RECORD EXTRACTS
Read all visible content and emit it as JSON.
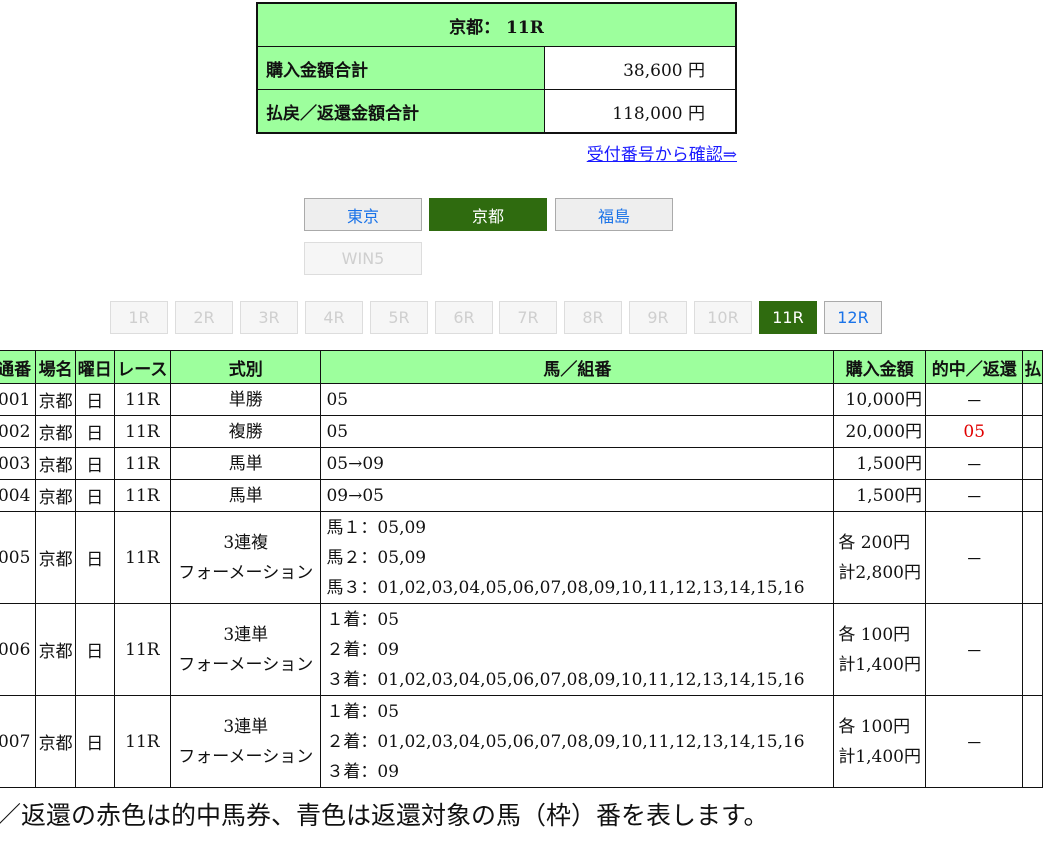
{
  "summary": {
    "title": "京都： 11R",
    "purchase_label": "購入金額合計",
    "purchase_value": "38,600 円",
    "refund_label": "払戻／返還金額合計",
    "refund_value": "118,000 円"
  },
  "confirm_link": "受付番号から確認⇒",
  "venues": [
    "東京",
    "京都",
    "福島"
  ],
  "win5": "WIN5",
  "races": [
    "1R",
    "2R",
    "3R",
    "4R",
    "5R",
    "6R",
    "7R",
    "8R",
    "9R",
    "10R",
    "11R",
    "12R"
  ],
  "table": {
    "headers": [
      "通番",
      "場名",
      "曜日",
      "レース",
      "式別",
      "馬／組番",
      "購入金額",
      "的中／返還",
      "払"
    ],
    "rows": [
      {
        "no": "001",
        "venue": "京都",
        "day": "日",
        "race": "11R",
        "type": [
          "単勝"
        ],
        "combo": [
          "05"
        ],
        "amount": [
          "10,000円"
        ],
        "result": "－",
        "hit": false
      },
      {
        "no": "002",
        "venue": "京都",
        "day": "日",
        "race": "11R",
        "type": [
          "複勝"
        ],
        "combo": [
          "05"
        ],
        "amount": [
          "20,000円"
        ],
        "result": "05",
        "hit": true
      },
      {
        "no": "003",
        "venue": "京都",
        "day": "日",
        "race": "11R",
        "type": [
          "馬単"
        ],
        "combo": [
          "05→09"
        ],
        "amount": [
          "1,500円"
        ],
        "result": "－",
        "hit": false
      },
      {
        "no": "004",
        "venue": "京都",
        "day": "日",
        "race": "11R",
        "type": [
          "馬単"
        ],
        "combo": [
          "09→05"
        ],
        "amount": [
          "1,500円"
        ],
        "result": "－",
        "hit": false
      },
      {
        "no": "005",
        "venue": "京都",
        "day": "日",
        "race": "11R",
        "type": [
          "3連複",
          "フォーメーション"
        ],
        "combo": [
          "馬１：05,09",
          "馬２：05,09",
          "馬３：01,02,03,04,05,06,07,08,09,10,11,12,13,14,15,16"
        ],
        "amount": [
          "各 200円",
          "計2,800円"
        ],
        "result": "－",
        "hit": false
      },
      {
        "no": "006",
        "venue": "京都",
        "day": "日",
        "race": "11R",
        "type": [
          "3連単",
          "フォーメーション"
        ],
        "combo": [
          "１着：05",
          "２着：09",
          "３着：01,02,03,04,05,06,07,08,09,10,11,12,13,14,15,16"
        ],
        "amount": [
          "各 100円",
          "計1,400円"
        ],
        "result": "－",
        "hit": false
      },
      {
        "no": "007",
        "venue": "京都",
        "day": "日",
        "race": "11R",
        "type": [
          "3連単",
          "フォーメーション"
        ],
        "combo": [
          "１着：05",
          "２着：01,02,03,04,05,06,07,08,09,10,11,12,13,14,15,16",
          "３着：09"
        ],
        "amount": [
          "各 100円",
          "計1,400円"
        ],
        "result": "－",
        "hit": false
      }
    ]
  },
  "note": "／返還の赤色は的中馬券、青色は返還対象の馬（枠）番を表します。"
}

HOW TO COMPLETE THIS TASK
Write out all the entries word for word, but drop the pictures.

TASK RESPONSE
Read all visible content and emit it as JSON.
{
  "summary": {
    "title": "京都： 11R",
    "purchase_label": "購入金額合計",
    "purchase_value": "38,600 円",
    "refund_label": "払戻／返還金額合計",
    "refund_value": "118,000 円"
  },
  "confirm_link": "受付番号から確認⇒",
  "venues": [
    "東京",
    "京都",
    "福島"
  ],
  "win5": "WIN5",
  "races": [
    "1R",
    "2R",
    "3R",
    "4R",
    "5R",
    "6R",
    "7R",
    "8R",
    "9R",
    "10R",
    "11R",
    "12R"
  ],
  "table": {
    "headers": [
      "通番",
      "場名",
      "曜日",
      "レース",
      "式別",
      "馬／組番",
      "購入金額",
      "的中／返還",
      "払"
    ],
    "rows": [
      {
        "no": "001",
        "venue": "京都",
        "day": "日",
        "race": "11R",
        "type": [
          "単勝"
        ],
        "combo": [
          "05"
        ],
        "amount": [
          "10,000円"
        ],
        "result": "－",
        "hit": false
      },
      {
        "no": "002",
        "venue": "京都",
        "day": "日",
        "race": "11R",
        "type": [
          "複勝"
        ],
        "combo": [
          "05"
        ],
        "amount": [
          "20,000円"
        ],
        "result": "05",
        "hit": true
      },
      {
        "no": "003",
        "venue": "京都",
        "day": "日",
        "race": "11R",
        "type": [
          "馬単"
        ],
        "combo": [
          "05→09"
        ],
        "amount": [
          "1,500円"
        ],
        "result": "－",
        "hit": false
      },
      {
        "no": "004",
        "venue": "京都",
        "day": "日",
        "race": "11R",
        "type": [
          "馬単"
        ],
        "combo": [
          "09→05"
        ],
        "amount": [
          "1,500円"
        ],
        "result": "－",
        "hit": false
      },
      {
        "no": "005",
        "venue": "京都",
        "day": "日",
        "race": "11R",
        "type": [
          "3連複",
          "フォーメーション"
        ],
        "combo": [
          "馬１：05,09",
          "馬２：05,09",
          "馬３：01,02,03,04,05,06,07,08,09,10,11,12,13,14,15,16"
        ],
        "amount": [
          "各 200円",
          "計2,800円"
        ],
        "result": "－",
        "hit": false
      },
      {
        "no": "006",
        "venue": "京都",
        "day": "日",
        "race": "11R",
        "type": [
          "3連単",
          "フォーメーション"
        ],
        "combo": [
          "１着：05",
          "２着：09",
          "３着：01,02,03,04,05,06,07,08,09,10,11,12,13,14,15,16"
        ],
        "amount": [
          "各 100円",
          "計1,400円"
        ],
        "result": "－",
        "hit": false
      },
      {
        "no": "007",
        "venue": "京都",
        "day": "日",
        "race": "11R",
        "type": [
          "3連単",
          "フォーメーション"
        ],
        "combo": [
          "１着：05",
          "２着：01,02,03,04,05,06,07,08,09,10,11,12,13,14,15,16",
          "３着：09"
        ],
        "amount": [
          "各 100円",
          "計1,400円"
        ],
        "result": "－",
        "hit": false
      }
    ]
  },
  "note": "／返還の赤色は的中馬券、青色は返還対象の馬（枠）番を表します。"
}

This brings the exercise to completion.